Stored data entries
————

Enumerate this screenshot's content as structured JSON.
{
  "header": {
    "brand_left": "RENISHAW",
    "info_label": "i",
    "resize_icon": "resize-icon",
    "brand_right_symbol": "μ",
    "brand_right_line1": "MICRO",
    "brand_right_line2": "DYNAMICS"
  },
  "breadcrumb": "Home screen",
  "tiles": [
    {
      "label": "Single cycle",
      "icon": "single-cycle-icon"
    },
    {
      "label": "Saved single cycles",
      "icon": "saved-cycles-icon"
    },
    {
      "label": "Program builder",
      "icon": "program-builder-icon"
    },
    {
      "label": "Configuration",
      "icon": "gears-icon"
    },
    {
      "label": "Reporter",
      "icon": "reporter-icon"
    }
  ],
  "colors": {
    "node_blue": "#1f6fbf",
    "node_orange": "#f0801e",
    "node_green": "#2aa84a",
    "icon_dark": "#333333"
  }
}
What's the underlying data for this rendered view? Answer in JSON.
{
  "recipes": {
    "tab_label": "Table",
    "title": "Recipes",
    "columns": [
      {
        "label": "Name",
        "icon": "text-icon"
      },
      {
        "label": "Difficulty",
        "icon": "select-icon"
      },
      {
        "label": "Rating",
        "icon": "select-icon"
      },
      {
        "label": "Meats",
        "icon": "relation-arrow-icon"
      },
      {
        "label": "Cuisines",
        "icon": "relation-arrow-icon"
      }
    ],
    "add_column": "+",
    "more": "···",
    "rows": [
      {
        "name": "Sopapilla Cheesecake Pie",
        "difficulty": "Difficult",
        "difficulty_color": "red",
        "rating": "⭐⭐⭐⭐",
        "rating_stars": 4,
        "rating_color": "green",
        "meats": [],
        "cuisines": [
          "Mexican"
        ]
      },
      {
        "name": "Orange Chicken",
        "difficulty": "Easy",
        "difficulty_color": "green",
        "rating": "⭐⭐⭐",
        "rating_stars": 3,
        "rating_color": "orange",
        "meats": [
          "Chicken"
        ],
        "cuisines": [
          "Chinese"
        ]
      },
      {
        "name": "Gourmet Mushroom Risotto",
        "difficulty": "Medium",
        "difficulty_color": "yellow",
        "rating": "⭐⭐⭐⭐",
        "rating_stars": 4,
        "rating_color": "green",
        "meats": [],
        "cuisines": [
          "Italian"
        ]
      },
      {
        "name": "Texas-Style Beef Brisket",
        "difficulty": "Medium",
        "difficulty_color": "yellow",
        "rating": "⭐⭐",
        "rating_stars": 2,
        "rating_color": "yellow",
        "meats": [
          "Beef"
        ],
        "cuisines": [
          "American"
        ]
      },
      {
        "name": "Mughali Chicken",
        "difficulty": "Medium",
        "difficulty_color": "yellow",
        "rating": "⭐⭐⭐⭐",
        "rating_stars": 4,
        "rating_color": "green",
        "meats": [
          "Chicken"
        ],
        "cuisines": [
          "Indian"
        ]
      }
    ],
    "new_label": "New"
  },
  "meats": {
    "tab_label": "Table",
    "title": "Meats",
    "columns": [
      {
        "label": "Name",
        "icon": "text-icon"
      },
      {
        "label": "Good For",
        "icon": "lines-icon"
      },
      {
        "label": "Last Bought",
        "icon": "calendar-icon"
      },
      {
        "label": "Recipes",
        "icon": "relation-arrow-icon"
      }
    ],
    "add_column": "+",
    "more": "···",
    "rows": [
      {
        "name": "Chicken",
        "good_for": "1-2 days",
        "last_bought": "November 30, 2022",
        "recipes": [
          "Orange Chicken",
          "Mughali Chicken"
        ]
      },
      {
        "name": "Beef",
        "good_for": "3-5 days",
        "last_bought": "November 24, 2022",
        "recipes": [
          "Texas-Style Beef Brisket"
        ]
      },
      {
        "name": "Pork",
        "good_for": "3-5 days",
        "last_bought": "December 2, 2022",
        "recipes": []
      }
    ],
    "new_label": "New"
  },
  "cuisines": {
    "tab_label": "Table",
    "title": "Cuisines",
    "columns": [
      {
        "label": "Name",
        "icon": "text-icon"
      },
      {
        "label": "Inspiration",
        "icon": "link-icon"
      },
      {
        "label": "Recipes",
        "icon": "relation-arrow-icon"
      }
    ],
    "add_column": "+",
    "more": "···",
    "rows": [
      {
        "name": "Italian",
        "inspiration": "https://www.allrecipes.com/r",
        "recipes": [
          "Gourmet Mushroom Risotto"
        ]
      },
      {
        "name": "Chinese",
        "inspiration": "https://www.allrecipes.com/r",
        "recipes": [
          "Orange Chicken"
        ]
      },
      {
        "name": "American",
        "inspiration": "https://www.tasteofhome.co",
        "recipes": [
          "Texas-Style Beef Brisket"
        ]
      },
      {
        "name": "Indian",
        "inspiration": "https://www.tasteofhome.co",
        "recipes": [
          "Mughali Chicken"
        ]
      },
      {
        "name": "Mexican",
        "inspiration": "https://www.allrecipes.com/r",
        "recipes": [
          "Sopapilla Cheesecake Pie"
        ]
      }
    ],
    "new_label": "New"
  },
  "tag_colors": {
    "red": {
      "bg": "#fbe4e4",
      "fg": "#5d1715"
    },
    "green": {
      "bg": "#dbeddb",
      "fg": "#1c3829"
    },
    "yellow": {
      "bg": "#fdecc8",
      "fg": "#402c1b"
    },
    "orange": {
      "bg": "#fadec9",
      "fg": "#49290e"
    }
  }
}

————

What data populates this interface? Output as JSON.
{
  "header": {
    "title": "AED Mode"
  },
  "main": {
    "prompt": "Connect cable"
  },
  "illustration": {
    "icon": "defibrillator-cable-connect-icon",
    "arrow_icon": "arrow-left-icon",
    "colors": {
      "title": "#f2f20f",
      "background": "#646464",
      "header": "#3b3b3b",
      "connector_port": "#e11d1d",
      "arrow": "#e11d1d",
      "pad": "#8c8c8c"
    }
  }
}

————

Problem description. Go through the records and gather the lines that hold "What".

Result of this task.
What's the underlying data for this rendered view? Answer in JSON.
What data populates this interface? Output as JSON.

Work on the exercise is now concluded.